Support the Café

Search our Site

Speaking to the Soul: From Low to High

Speaking to the Soul: From Low to High

Feast of Saints Simon and Jude

[Go to Mission St Clare for an online version of the Daily Office including today’s scripture readings.]

Today’s Readings for the Daily Office:

Psalms 66 (morning) // 116, 117 (evening)

Isaiah 28:9-16

Ephesians 4:1-16

Our epistle this morning unravels a mystery of faith by using some obvious facts of space and time. The passage cites a verse that resembles Psalm 68:18, referring to a God who has “ascended on high.” The writer reasons that nothing can “ascend” if it hasn’t previously descended. According to this logic, if we claim that God “ascends,” then we must assume that God has also descended (so God has somewhere to ascend from).

In other words, God can’t go up to the heavens unless God has also come down to earth. As the passage writes of the Psalm, “When it says ‘He ascended,’ what does it mean but that he had also descended into the lower parts of the earth? He who descended is the same one who ascended far above all the heavens.”

It is a basic tenet of Christian theology, and a basic fact of space and time, that a God who ascends to the heights must have first come down to the depths. And God’s movement from depths to heights somehow doesn’t pull the cosmos apart, but holds it all together.
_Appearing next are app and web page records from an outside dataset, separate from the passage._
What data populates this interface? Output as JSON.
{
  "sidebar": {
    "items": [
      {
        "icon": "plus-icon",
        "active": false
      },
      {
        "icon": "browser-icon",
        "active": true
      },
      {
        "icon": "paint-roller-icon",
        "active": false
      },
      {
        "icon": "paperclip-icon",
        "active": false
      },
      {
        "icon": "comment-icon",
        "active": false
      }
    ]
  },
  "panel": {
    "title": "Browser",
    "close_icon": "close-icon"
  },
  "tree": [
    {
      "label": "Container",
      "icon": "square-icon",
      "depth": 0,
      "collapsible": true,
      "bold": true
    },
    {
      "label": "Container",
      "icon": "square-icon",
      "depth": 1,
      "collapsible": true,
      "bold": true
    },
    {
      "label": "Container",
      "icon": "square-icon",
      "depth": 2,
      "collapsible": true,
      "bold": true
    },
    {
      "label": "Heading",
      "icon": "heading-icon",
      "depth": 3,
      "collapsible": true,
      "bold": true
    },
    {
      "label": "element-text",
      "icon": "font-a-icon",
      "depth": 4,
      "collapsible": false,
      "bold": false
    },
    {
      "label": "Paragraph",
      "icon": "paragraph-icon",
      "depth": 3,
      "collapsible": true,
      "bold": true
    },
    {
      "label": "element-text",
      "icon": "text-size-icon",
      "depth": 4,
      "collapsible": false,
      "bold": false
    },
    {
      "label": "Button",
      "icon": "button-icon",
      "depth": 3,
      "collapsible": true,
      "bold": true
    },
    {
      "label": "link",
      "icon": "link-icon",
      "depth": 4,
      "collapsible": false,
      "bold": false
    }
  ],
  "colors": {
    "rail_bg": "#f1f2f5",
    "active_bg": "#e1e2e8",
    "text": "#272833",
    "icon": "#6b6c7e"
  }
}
Whether we look up, or look down, or look within, this God is there, “above all and through all and in all.” We may not always feel God’s presence, but we can be sure that God is in places as high and as low as we can possibly imagine.

Lora Walsh blogs about the Daily Office readings atA Daily Scandal. She serves as Priest Associate ofGrace Episcopal Churchin Siloam Springs and assists with adult formation and campus ministry atSt. Paul’sin Fayetteville, Arkansas.
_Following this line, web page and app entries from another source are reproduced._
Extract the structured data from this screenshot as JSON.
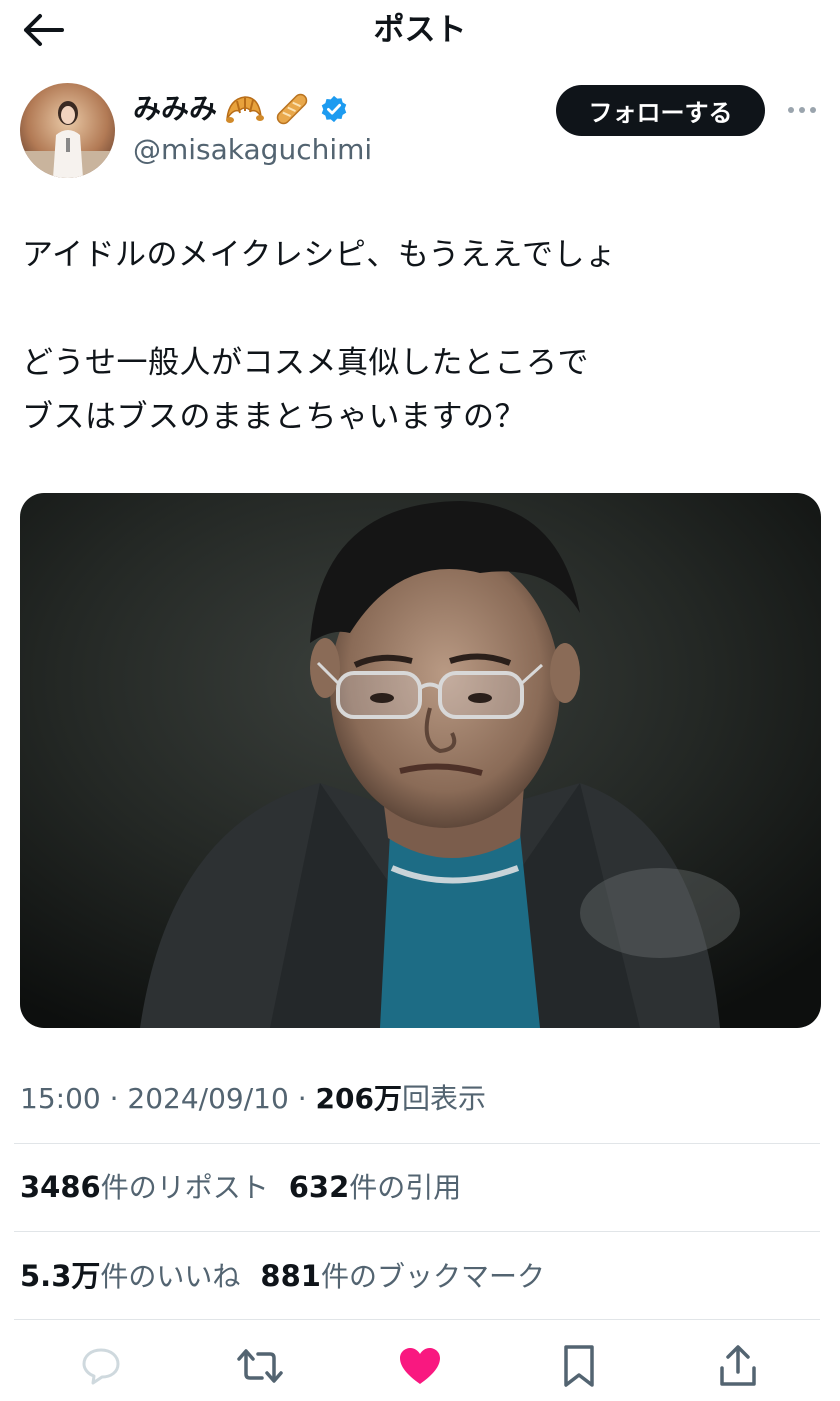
{
  "header": {
    "title": "ポスト",
    "back_icon": "arrow-left-icon"
  },
  "author": {
    "display_name": "みみみ",
    "name_emoji": [
      "croissant-icon",
      "baguette-icon"
    ],
    "verified_icon": "verified-badge-icon",
    "handle": "@misakaguchimi",
    "follow_label": "フォローする",
    "more_icon": "more-horizontal-icon"
  },
  "tweet": {
    "lines": [
      "アイドルのメイクレシピ、もうええでしょ",
      "どうせ一般人がコスメ真似したところで",
      "ブスはブスのままとちゃいますの？"
    ]
  },
  "meta": {
    "time": "15:00",
    "date": "2024/09/10",
    "views_number": "206万",
    "views_label": "回表示"
  },
  "stats": {
    "reposts_number": "3486",
    "reposts_label": "件のリポスト",
    "quotes_number": "632",
    "quotes_label": "件の引用",
    "likes_number": "5.3万",
    "likes_label": "件のいいね",
    "bookmarks_number": "881",
    "bookmarks_label": "件のブックマーク"
  },
  "actions": {
    "reply_icon": "reply-icon",
    "repost_icon": "repost-icon",
    "like_icon": "heart-filled-icon",
    "bookmark_icon": "bookmark-icon",
    "share_icon": "share-icon"
  },
  "colors": {
    "text": "#0f1419",
    "secondary": "#536471",
    "verified": "#1d9bf0",
    "like": "#f91880",
    "divider": "#e1e5e8"
  }
}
Café Comments?

Our comment policy requires that you use your real first and last names and provide an email address (your email will not be published). Comments that use non-PG rated language, include personal attacks, that are not provable as fact or that we deem in any way to be counter to our mission of fostering respectful dialogue will not be posted.

Support the Café
Past Posts
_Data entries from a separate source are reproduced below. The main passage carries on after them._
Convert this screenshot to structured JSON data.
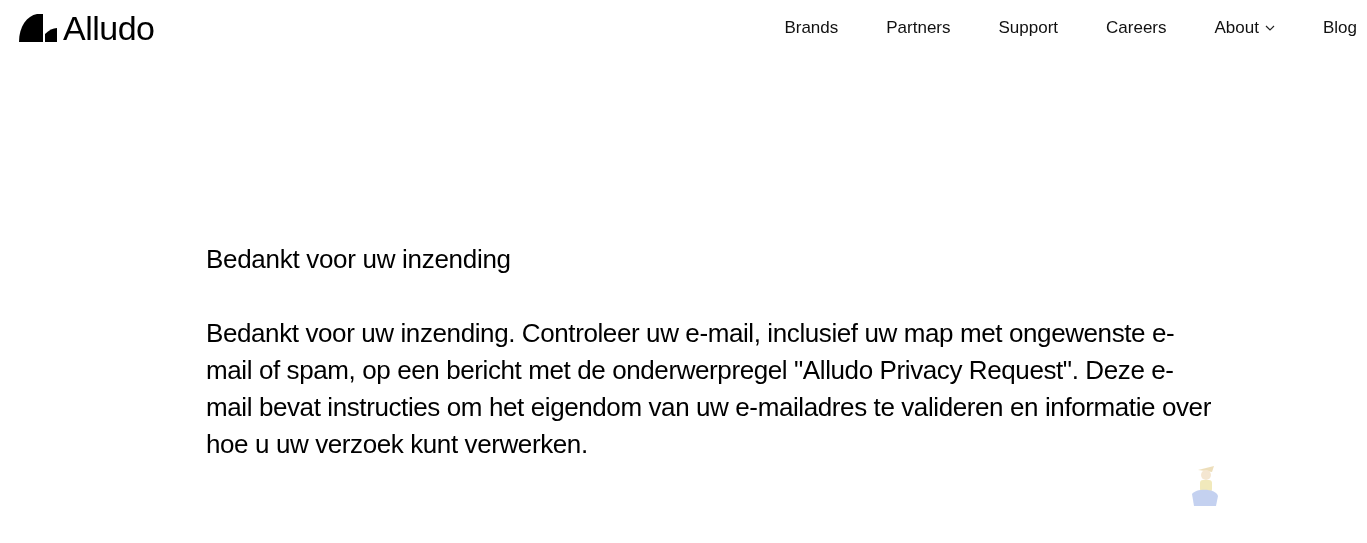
{
  "header": {
    "logo": "Alludo",
    "nav": [
      {
        "label": "Brands",
        "kind": "link"
      },
      {
        "label": "Partners",
        "kind": "link"
      },
      {
        "label": "Support",
        "kind": "link"
      },
      {
        "label": "Careers",
        "kind": "link"
      },
      {
        "label": "About",
        "kind": "dropdown"
      },
      {
        "label": "Blog",
        "kind": "link"
      }
    ]
  },
  "content": {
    "heading": "Bedankt voor uw inzending",
    "message": "Bedankt voor uw inzending. Controleer uw e-mail, inclusief uw map met ongewenste e-mail of spam, op een bericht met de onderwerpregel \"Alludo Privacy Request\". Deze e-mail bevat instructies om het eigendom van uw e-mailadres te valideren en informatie over hoe u uw verzoek kunt verwerken."
  }
}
The Episcopal Café seeks to be an independent voice, reporting and reflecting on the Episcopal Church and the Anglican tradition.  The Café is not a platform of advocacy, but it does aim to tell the story of the church from the perspective of Progressive Christianity.  Our collective sympathy, as the Café, lies with the project of widening the circle of inclusion within the church and empowering all the baptized for the role to which they have been called as followers of Christ.

The opinions expressed at the Café are those of individual contributors, and, unless otherwise noted, should not be interpreted as official statements of a parish, diocese or other organization. The art and articles that appear here remain the property of their creators.

All Content  © 2017 Episcopal Café